Summary of week 1:
Preview: Some basic astronomical objects and their approximate size scales
Planet (ex.: Earth) An object held together by its self-gravity, in orbit about a star, that
has insufficient mass to become a star (< 80 Jupiter masses) or a brown dwarf (< 13
Jupiter masses).
Brown dwarf: A “failed star”, that is, an object more massive than a planet, but
insufficient to become a star. These objects typically have fusion reactions involving
deuterium early in their life cycle, but never fuse ordinary hydrogen.
Planetary system (Solar System) One or more stars, gravitationally-bound together, plus
their associated planets, moons, asteroids, comets, etc. 144 planetary systems are known
(Sept 9, 2005), including 168 planets and 18 multiple systems.
Stars (The Sun) – A self-luminous, gravitationally-bound ball of gas that shines (or used
to shine) because of nuclear fusion reactions in its core.
Galaxies (The Milky Way) A large (typically 5000-200,000 ly) gravitationally-bound
system of hundreds of millions (or up to a trillion) of stars. The Milky Way is about
100,000 light years across and has over 100 billion stars.
Clusters of Galaxies (The Local Group)
Superclusters of galaxies (The Virgo Supercluster)
Quasar: A star-like, extremely luminous object billions of light years away. Located in
the core of a larger galaxy.

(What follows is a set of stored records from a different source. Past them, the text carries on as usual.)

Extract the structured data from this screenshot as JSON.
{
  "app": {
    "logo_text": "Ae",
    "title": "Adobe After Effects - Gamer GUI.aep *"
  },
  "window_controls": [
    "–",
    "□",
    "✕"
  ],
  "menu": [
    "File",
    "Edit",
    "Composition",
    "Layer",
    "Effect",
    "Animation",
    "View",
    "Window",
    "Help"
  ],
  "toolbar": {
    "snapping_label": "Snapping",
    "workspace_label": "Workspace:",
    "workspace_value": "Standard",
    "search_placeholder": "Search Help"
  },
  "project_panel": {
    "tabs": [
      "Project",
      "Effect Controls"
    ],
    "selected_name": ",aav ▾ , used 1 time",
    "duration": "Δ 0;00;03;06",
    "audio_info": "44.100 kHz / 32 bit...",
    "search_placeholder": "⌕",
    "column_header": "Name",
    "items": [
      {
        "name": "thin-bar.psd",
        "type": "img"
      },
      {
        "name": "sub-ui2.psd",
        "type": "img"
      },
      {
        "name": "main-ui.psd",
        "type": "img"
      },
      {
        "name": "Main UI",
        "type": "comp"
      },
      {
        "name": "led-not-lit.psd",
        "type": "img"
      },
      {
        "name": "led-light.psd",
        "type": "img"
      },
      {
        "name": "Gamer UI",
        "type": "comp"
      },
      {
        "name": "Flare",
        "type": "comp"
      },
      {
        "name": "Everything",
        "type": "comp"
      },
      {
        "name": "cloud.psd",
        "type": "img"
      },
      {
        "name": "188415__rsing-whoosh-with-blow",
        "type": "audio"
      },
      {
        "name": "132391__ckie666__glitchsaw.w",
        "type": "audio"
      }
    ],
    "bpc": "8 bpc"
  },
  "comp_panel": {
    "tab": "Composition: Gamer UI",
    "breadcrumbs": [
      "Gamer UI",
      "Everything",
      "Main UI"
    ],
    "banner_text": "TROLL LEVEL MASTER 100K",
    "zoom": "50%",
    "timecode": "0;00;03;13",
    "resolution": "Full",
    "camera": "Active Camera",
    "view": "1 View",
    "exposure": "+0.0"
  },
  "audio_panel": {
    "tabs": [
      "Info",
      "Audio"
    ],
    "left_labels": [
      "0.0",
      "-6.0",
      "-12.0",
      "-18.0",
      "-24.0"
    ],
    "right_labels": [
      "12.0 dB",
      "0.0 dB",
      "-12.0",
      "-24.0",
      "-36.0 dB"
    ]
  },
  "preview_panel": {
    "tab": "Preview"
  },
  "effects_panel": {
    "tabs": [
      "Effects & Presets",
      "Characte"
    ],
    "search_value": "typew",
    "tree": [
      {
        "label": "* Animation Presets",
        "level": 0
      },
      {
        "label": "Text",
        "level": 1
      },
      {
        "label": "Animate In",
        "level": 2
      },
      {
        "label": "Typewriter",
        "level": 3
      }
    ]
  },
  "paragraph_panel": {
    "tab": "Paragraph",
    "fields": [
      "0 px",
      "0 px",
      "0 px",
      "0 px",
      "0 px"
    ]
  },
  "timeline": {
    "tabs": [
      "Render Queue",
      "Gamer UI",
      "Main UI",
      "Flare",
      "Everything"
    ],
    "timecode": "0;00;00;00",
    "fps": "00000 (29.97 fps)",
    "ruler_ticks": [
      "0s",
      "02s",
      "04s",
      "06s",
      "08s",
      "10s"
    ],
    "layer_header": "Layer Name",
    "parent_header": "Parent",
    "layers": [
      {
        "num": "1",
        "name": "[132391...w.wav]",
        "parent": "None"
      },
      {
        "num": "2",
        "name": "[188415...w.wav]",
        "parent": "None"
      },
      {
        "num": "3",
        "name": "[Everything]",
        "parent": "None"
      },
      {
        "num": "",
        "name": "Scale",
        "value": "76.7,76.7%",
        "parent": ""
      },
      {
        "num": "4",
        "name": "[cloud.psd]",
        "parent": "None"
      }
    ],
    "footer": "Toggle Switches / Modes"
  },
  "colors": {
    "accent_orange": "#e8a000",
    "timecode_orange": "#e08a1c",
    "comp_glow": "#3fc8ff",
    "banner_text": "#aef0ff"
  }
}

The Visible Universe: The part of the Universe that can be observed from the Earth at
the present time. Note: This is not a fixed volume, and some objects currently outside our
visible universe may be within it in the future.
The Universe: “All that there is (was; will be)”
Astronomical Unit: The average distance of the Earth from the Sun’s center.
1.50 x 1011m.
Light year: The distance light travels in a year. About 10 trillion km.
Time scales:
Universe: 15 billion years
Milky Way Galaxy: 14 billion years
Solar System: 4.6 Billion years
Unicellular life: 3.4 billion years (oldest fossils)
Cambrian era: 600 million years (fossils of complex, hard-bodied animals)
Dinosaurs: 65-250 million years
Homo sapiens: about a million years
If 15 billion years = 1 day, humans appeared about 6 seconds ago!
History of Astronomy (Chapter 1):
Know who the following were and what their key discoveries or contributions were:
Copernicus, Tycho Brahae, Kepler, Galileo, Newton. Know Kepler’s 3 laws of
planetary motion. Most of what you need to know about Newton is coming up in Chapter
2.
(over)
Class participation: of the 5 points that this is worth, one point will be for each of the
following two items
1) Some time before the midterm exam, come to my office hours. Even if you have no
questions, come and chat for a minute or two with me, because I want to know who you
are, what you are studying, how you are doing in the class, etc.
2) Make a brief presentation to the class (say, about a minute) based on one of the
astronomy picures of the day (see link on class web site). Choose an object that interests
you, show it to the class and explain what it is and some of its basic properties.
Mention things that make sense and are relevant. For example, where it came from or
what it is doing now. You might want to mention distance, temperature, mass,
composition, etc, depending on the object.
If you prefer, you can briefly describe an astronomy-related newspaper article on a recent
discovery. We should have about 3 such presentations per week, scheduled by the week.
First quiz: Wednesday Sept 14 on the preview, appendix, items on the front of this sheet,
and key parts of Chapter 1.
First lab: We will door the indoor lab, making spectroscopes and telescopes. You don’t
need to bring your star and planet finder, but please bring your lab manual part I.
Week 2: Gravity and Motion
Pay special attention to the concepts of inertia (mass), acceleration, velocity, and force.
Know Newton’s three laws of motion.